The Seaview Road, which was built through a blind valley that forms a natural lake after excessive rain, has been flooded since June 14.
A section of about 500m is affected, necessitating traffic to be redirected to the Upper Seaview Road.
Tow truck driver Phillip Wolfsburg said in the last month and a half they have had to “rescue” four or five cars.
“A lot of people think they can go through the water, but they get stuck because the water is very deep.
“The road closure has caused a great deal of inconvenience. The people have been using the old Seaview Road which is very dangerous at night,” he said.
David Mackay, a motorist who was rescued from the flooded road, said his car had been written off.
“About two weeks ago there were no signs that said the road was flooded and that was very irresponsible of the municipality.
“I thought it was just water I could drive through, but I got stuck halfway. My bakkie, which has 10000km on the clock, has been written off because of water damage,” he said.
Collen Botha, a Seaview resident, said they were inconvenienced by the road closure.
“The road closure has been extremely inconvenient because it is our main road to town. The alternative road has been very congested especially on Monday when people were burning tyres. I have been in Seaview for 27 years and in the last two years the road has been closed frequently,” she said.
Cacadu district road engineer Marius Keyser said: “There is a natural lake which forms there when there is heavy rain. There is no simple solution to solving the problem. The only option would be to level the road but it would be very costly – costing around R5-million. It is not viable at the moment because there is an alternative road,” Keyser said.
DA chief whip Pine Pienaar said he received an unsatisfactory response from Roads and Public Works MEC Thandiswa Marawu when he tried to find answers about the road closure.
“Her excuse that the draining of a natural lake that forms on the road after excessive rain would be a costly exercise is simply not a satisfactory answer. Nor is her attitude that the local residents will unfortunately have to bear with us.
“Service delivery and the maintenance and repair of infrastructure is the core business of the department and the municipality,” Pienaar said.
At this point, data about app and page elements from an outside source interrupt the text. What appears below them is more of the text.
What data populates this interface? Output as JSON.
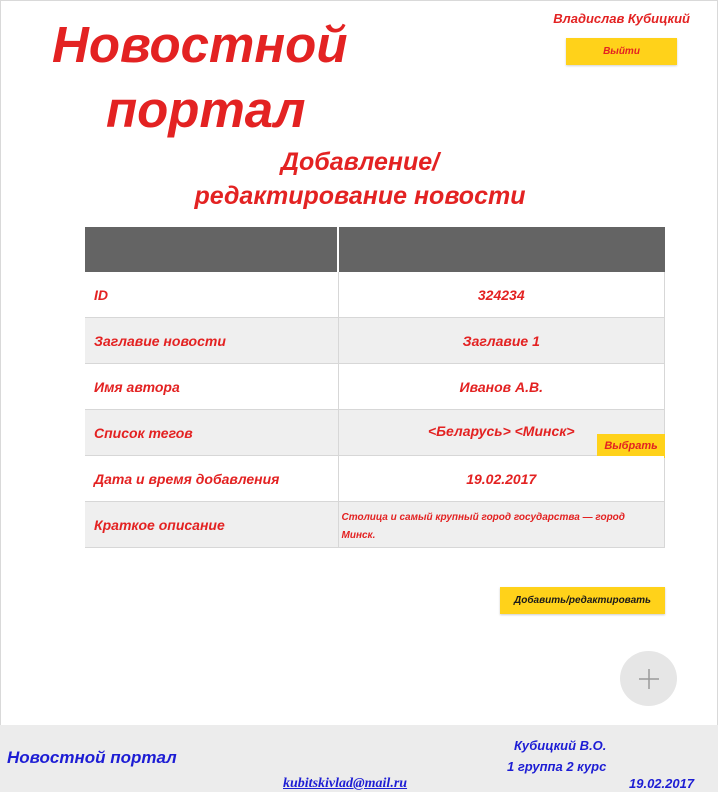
{
  "header": {
    "site_title_line1": "Новостной",
    "site_title_line2": "портал",
    "username": "Владислав Кубицкий",
    "logout_label": "Выйти"
  },
  "main": {
    "heading_line1": "Добавление/",
    "heading_line2": "редактирование новости",
    "fields": [
      {
        "label": "ID",
        "value": "324234"
      },
      {
        "label": "Заглавие новости",
        "value": "Заглавие 1"
      },
      {
        "label": "Имя автора",
        "value": "Иванов А.В."
      },
      {
        "label": "Список тегов",
        "value": "<Беларусь> <Минск>"
      },
      {
        "label": "Дата и время добавления",
        "value": "19.02.2017"
      },
      {
        "label": "Краткое описание",
        "value": "Столица и самый крупный город государства — город Минск."
      }
    ],
    "choose_label": "Выбрать",
    "submit_label": "Добавить/редактировать",
    "fab_icon": "plus-icon"
  },
  "footer": {
    "title": "Новостной портал",
    "author": "Кубицкий В.О.",
    "group": "1 группа 2 курс",
    "email": "kubitskivlad@mail.ru",
    "date": "19.02.2017"
  },
  "colors": {
    "accent_red": "#e32222",
    "button_yellow": "#ffd21a",
    "footer_blue": "#1d1dd4",
    "table_header": "#646464"
  }
}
Municipal acting communications director Marthie Nel said the Seaview Road was a provincial road.
“We have no jurisdiction on the road. We cannot close it or drain it. We have no say whatsoever on the road.”